NICOSIA (Reuters Life!) - One of the last bastions of smokers will be stubbed out when Cyprus joins the ranks of its European Union peers in a blanket ban on smoking on January 1.
At the stroke of midnight, Cypriots will be able to savor their last legal puff in public before being liable for on-the-spot fines or dragged to court if caught lighting up in a public place.
“As harsh as it may sound, it’s an important new year gift to Cypriots,” said Christos Patsalides, Cyprus’s health minister.
Data suggests some 25 percent of Cypriots smoke, but many more are passive smokers — surveys have shown children to have high levels of nicotine in their blood by being exposed to tobacco smoke virtually everywhere.
The law introduces a blanket ban on smoking in all public spaces, imposing on the spot fines of up to 37 euros ($53) or, if the case is taken to court, of up to 2,000 euros.
In the case of spot fines, police want the fine upped to 85 euros. Law enforcement authorities promise to be strict — except on New Year’s Eve because they do not want to be party poopers.
“I think some flexibility on New Year’s Eve is warranted,” said Michalis Katsounodos, a spokesman for Cypriot police. “After that it will be zero tolerance.”
The new rules have left restaurant and nightclub owners fuming.
“This is the toughest law in Europe after England,” said Phanos Leventis, general secretary of the restaurants and nightclub owners association, an industry group representing 3,500 businesses.
The ban tightens an existing law, introduced in 2002, which banned smoking in public places but allowed establishments to have proper ventilated spaces for smoking patrons.
Anti-smoking groups say it was precisely because that law was flouted that a tighter ban was warranted.
“We are not against smokers. They could be our children, our friends and colleagues.
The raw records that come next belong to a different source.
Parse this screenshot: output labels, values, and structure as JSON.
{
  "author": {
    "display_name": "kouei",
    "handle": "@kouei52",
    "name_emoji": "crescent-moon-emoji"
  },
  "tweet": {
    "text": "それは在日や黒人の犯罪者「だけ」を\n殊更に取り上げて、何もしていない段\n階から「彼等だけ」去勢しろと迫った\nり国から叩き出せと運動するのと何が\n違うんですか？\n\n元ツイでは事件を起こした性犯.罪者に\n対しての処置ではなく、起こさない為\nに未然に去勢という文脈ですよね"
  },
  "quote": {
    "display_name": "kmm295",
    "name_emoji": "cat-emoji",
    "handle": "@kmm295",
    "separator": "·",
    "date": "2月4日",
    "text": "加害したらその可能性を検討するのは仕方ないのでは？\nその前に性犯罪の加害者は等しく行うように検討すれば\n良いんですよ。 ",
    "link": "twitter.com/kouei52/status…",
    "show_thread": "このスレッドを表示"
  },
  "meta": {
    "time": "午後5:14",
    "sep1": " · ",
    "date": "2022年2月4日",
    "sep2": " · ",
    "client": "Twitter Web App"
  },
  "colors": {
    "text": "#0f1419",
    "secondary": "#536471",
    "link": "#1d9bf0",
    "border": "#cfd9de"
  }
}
But we are against the habit of smoking and this law will help them see that they can go without a cigarette for one or two hours,” said Stelios Sycallides of the Non-Smokers League.
But Leventis said the sector is already suffering a 40 percent decline in business this year as global economic turmoil hit Cyprus and more people were turning to cheaper forms of entertainment at home.
“This is just another blow to the industry,” Leventis said.
Editing by Paul Casciato